**INFORMATION GIVEN**

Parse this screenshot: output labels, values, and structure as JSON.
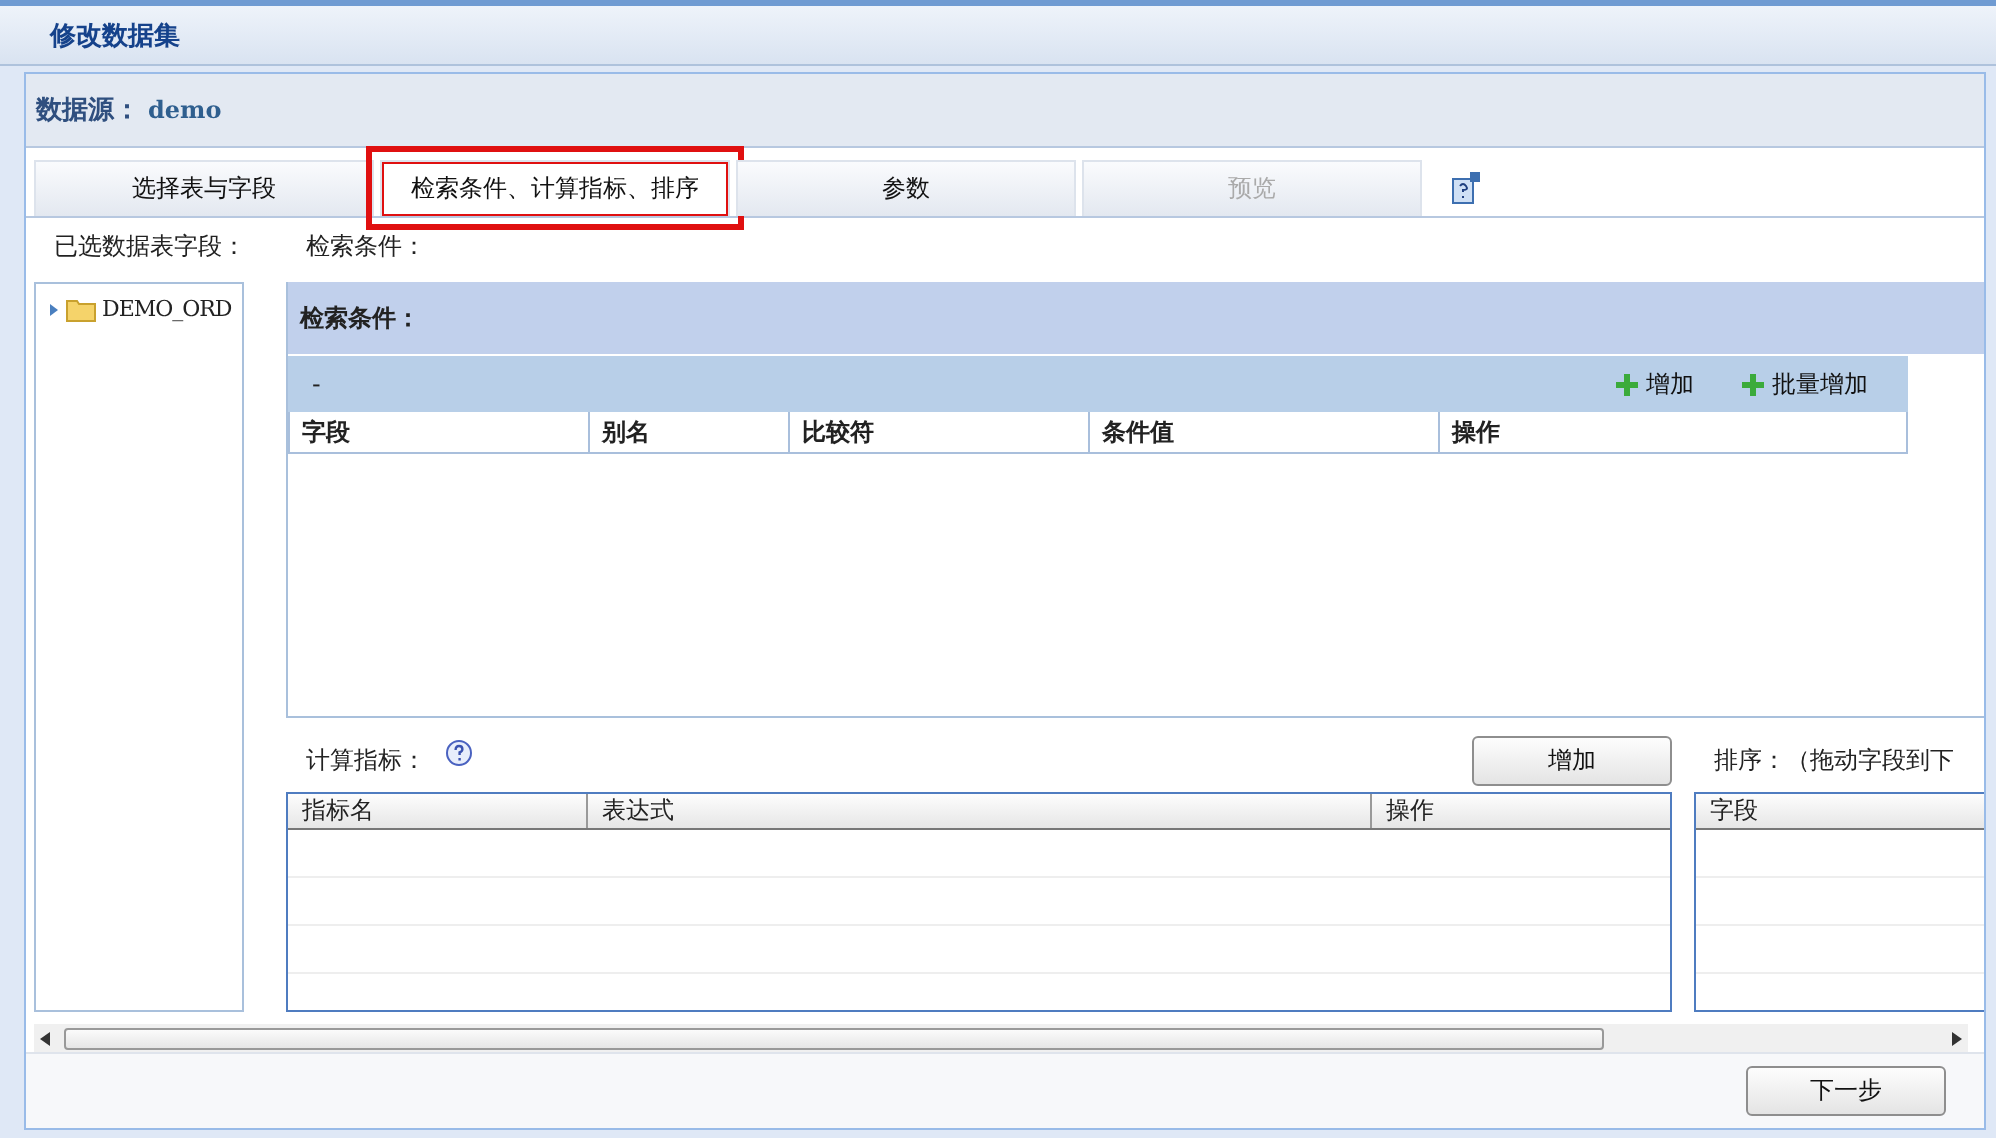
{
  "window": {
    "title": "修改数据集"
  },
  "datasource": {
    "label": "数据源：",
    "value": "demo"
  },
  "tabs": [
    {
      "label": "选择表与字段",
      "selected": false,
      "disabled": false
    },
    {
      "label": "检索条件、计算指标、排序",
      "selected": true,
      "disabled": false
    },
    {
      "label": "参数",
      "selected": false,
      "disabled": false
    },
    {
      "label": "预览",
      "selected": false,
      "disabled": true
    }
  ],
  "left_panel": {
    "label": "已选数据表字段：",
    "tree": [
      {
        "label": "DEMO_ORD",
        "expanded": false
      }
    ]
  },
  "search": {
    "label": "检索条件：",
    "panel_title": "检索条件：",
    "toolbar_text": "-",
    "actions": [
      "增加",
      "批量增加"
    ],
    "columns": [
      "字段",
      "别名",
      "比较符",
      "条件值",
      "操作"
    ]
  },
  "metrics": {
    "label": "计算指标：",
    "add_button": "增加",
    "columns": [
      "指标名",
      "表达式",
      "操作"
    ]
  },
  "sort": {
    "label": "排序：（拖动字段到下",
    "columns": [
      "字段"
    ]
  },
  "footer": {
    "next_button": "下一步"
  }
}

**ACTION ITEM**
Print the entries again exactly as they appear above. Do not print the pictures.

**EXPECTED OUTPUT**
Parse this screenshot: output labels, values, and structure as JSON.
{
  "window": {
    "title": "修改数据集"
  },
  "datasource": {
    "label": "数据源：",
    "value": "demo"
  },
  "tabs": [
    {
      "label": "选择表与字段",
      "selected": false,
      "disabled": false
    },
    {
      "label": "检索条件、计算指标、排序",
      "selected": true,
      "disabled": false
    },
    {
      "label": "参数",
      "selected": false,
      "disabled": false
    },
    {
      "label": "预览",
      "selected": false,
      "disabled": true
    }
  ],
  "left_panel": {
    "label": "已选数据表字段：",
    "tree": [
      {
        "label": "DEMO_ORD",
        "expanded": false
      }
    ]
  },
  "search": {
    "label": "检索条件：",
    "panel_title": "检索条件：",
    "toolbar_text": "-",
    "actions": [
      "增加",
      "批量增加"
    ],
    "columns": [
      "字段",
      "别名",
      "比较符",
      "条件值",
      "操作"
    ]
  },
  "metrics": {
    "label": "计算指标：",
    "add_button": "增加",
    "columns": [
      "指标名",
      "表达式",
      "操作"
    ]
  },
  "sort": {
    "label": "排序：（拖动字段到下",
    "columns": [
      "字段"
    ]
  },
  "footer": {
    "next_button": "下一步"
  }
}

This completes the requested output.